Colin Hagstrom remembers the student reception at Mahtomedi High School after winning the Class 1A boys’ hockey state tournament. For teammate Billy Buttermore, it’s the emotional realization that he almost quit the sport before making school history that stands out.
To these seniors, taking part in the Zephyrs’ first boys’ hockey state title also meant using the experience to slingshot them from glory into their spring sports. Instead, the coronavirus pandemic sliced the elastic band in half.
On March 7, which now seems like an eternity ago, Mahtomedi and nearby Hill-Murray were crowned as what turned out to be the final high school state champions for the 2019-20 school year. Six days later, the girls’ basketball state tournament and boys’ basketball’s postseason were halted. Unlikely from the start, the spring sports season was officially shuttered April 23.
But Hagstrom, a lacrosse player committed to Notre Dame, and Buttermore, who missed the golf state tournament by two strokes last spring, remain grateful their hockey season ended with an exclamation point instead of an ellipsis.
“One week later and we wouldn’t have had that great experience,” Hagstrom said. “We were very fortunate to have our season end in a good way.”
Their appreciation comes from knowing how close injury and indifference came to ruining their final hockey season.
Hagstrom, the Zephyrs’ top goal scorer last season, slammed into the boards and broke his fibula in mid-December. Doctors warned he might not play hockey again this season. Instead, Hagstrom returned in late January after missing 13 games.
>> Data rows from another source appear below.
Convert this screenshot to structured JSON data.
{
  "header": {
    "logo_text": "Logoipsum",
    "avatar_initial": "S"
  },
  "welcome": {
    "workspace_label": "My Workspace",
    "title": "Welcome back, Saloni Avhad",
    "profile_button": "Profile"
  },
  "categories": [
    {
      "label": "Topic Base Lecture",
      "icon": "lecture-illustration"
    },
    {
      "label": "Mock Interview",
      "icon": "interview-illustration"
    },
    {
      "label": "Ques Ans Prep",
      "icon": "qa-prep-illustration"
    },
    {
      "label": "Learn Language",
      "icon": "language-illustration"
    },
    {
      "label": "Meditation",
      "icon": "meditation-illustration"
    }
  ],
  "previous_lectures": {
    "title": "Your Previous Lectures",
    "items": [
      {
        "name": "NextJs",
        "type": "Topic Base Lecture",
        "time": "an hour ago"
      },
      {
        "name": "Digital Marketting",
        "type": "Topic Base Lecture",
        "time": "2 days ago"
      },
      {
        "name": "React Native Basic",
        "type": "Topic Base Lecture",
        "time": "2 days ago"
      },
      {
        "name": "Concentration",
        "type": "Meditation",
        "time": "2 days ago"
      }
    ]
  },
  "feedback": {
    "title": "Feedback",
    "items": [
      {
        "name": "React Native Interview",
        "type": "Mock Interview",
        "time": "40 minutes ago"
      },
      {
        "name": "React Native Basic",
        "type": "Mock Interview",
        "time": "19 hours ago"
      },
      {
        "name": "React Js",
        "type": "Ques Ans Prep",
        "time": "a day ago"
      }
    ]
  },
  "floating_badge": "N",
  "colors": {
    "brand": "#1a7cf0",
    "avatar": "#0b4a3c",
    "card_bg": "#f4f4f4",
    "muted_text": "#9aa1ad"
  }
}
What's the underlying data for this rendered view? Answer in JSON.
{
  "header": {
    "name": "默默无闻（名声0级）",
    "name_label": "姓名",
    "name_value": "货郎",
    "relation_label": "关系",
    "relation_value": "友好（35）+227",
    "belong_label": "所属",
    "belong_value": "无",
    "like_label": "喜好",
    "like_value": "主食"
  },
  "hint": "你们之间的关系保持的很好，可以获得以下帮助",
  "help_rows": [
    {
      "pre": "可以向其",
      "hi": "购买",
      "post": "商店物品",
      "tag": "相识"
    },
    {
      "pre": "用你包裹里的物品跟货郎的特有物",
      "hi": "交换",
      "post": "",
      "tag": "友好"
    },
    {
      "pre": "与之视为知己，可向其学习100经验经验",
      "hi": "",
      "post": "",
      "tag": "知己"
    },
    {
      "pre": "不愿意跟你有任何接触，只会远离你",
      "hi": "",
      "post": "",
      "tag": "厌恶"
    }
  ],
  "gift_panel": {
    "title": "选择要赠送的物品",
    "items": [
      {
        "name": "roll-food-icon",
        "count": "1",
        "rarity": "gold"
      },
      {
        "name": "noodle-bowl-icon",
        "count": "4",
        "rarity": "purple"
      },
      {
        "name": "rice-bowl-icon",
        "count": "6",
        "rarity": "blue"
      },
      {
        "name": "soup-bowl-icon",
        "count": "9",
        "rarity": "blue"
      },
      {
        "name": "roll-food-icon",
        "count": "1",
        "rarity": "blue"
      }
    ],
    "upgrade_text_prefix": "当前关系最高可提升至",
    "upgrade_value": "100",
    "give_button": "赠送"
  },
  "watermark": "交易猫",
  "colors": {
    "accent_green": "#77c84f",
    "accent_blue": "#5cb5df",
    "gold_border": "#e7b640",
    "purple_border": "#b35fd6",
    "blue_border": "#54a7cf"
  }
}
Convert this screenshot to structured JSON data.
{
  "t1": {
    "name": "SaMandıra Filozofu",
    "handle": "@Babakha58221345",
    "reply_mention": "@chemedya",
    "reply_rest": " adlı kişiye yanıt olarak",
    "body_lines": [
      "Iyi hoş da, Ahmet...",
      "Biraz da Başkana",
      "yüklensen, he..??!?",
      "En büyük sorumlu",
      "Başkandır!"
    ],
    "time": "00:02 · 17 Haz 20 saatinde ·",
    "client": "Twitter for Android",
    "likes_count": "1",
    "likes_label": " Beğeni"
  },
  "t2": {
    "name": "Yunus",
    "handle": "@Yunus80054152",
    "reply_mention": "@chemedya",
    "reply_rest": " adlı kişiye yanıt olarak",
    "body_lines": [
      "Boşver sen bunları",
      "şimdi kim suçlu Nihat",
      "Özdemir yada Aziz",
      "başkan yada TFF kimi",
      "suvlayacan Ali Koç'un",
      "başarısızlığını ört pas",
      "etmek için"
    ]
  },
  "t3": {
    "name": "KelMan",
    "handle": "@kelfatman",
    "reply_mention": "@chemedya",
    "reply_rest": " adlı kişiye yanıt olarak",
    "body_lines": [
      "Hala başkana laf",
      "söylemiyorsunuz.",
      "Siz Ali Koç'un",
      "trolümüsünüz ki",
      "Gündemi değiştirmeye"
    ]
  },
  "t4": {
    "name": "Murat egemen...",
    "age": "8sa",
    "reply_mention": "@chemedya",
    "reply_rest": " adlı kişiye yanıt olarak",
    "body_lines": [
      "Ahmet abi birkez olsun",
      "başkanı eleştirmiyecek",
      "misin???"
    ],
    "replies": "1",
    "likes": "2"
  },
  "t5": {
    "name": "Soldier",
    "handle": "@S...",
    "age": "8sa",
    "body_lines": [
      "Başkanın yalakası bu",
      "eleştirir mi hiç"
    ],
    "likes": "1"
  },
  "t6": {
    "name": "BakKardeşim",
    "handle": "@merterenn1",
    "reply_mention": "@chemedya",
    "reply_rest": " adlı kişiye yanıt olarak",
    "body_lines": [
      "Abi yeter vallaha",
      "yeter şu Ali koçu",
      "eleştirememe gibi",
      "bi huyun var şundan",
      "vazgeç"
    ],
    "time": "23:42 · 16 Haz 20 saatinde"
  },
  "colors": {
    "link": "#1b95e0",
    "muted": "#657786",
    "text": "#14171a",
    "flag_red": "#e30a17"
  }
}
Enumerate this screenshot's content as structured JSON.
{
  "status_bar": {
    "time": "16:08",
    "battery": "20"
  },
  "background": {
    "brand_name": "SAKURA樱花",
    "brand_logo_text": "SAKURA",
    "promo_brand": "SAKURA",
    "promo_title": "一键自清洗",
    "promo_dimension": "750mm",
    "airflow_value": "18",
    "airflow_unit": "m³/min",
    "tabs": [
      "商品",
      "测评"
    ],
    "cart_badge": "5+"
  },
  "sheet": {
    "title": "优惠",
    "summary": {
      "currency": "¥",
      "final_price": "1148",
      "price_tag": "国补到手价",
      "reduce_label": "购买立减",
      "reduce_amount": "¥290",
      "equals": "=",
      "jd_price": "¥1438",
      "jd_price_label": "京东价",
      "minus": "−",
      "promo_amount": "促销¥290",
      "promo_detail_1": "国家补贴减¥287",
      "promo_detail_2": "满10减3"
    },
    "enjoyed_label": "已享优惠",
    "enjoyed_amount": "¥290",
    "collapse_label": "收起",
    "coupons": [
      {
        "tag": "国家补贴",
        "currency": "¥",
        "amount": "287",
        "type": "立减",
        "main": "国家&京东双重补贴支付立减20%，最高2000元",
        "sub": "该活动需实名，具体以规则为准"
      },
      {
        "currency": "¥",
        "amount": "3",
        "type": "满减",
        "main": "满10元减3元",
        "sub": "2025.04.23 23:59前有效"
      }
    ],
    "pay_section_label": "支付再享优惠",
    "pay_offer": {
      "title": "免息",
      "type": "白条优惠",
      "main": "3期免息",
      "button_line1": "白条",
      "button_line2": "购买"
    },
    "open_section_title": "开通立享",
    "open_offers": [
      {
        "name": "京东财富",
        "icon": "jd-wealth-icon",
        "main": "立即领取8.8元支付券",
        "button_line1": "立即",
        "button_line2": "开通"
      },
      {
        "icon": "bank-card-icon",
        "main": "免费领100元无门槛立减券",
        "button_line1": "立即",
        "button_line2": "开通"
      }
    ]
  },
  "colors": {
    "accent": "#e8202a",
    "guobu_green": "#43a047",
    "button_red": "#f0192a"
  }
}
Buttermore nearly missed them all. He said a “sour atmosphere” in the junior varsity locker room last season sapped his hockey passion. He planned to spend the winter sharpening his golf game.
Skipping summer skating opportunities didn’t faze Buttermore. But then, aware that captain’s practices were going on, “a random thought about hockey popped in my head and I realized that I missed it a little,” he said. He attended the final captain’s practice. On the eve of Monday tryouts, a text message arrived from JV coach Jeff Mars saying “what a mistake it would be if I didn’t at least try out,” Buttermore said.
Hailed by Hagstrom for “always playing with a high compete level,” Buttermore scored twice in 24 regular-season games, then matched that total in the state tournament.
In 11 previous state tournament trips, the Zephyrs had lost in the quarterfinals six times. Trailing 2-0 in the second period against Delano, another inglorious exit loomed. Then Buttermore scored on a great pass from Max Pieper and the Zephyrs seized control for a 5-2 victory.
“No one really cared about playing time or points, and that was probably the main reason we were the first Mahtomedi team to win it all,” Buttermore said. “We weren’t as skilled as some past teams, but everyone was in it for each other. It was the best season of hockey I have ever been a part of, and I’m just so thankful.”
Rehabilitation couldn’t keep Hagstrom away. He never missed a practice or game. Back on the ice, he regained his scoring touch with 11 goals in 18 games. Of his six playoff goals, none was bigger than the overtime goal that defeated Hermantown in the championship game.
The 12th state tournament appearance for Mahtomedi finally culminated in a title. After his final hockey game, Hagstrom received the Herb Brooks Award, bestowed on players who best represent the legendary hockey coach’s values and character.
“They can’t take the hockey experience away,” Hagstrom said. “It was sure a great way to end your high school sports career.”
A more desirable ending would include Hagstrom, the state’s top lacrosse faceoff specialist, leading the Zephyrs to four consecutive state tournaments.
“I was looking forward to transferring the hockey success to lacrosse,” said Hagstrom, relegated to playing catch with teammates at safe distances in local parks. “It’s a bummer that we won’t be able to try and prove ourselves again.”
Buttermore knows the feeling.
“It’s really unfortunate to not get the chance as a senior,” said Buttermore, who next school year will study computer science at the University of Minnesota. “But at least the courses are open. Guys like Colin can’t even play their sports.”
Both bring a good perspective, knowing they avoided an even greater void.
“The hockey tournament is basically how we ended our senior year,” Buttermore said. “But at least we went out on top.”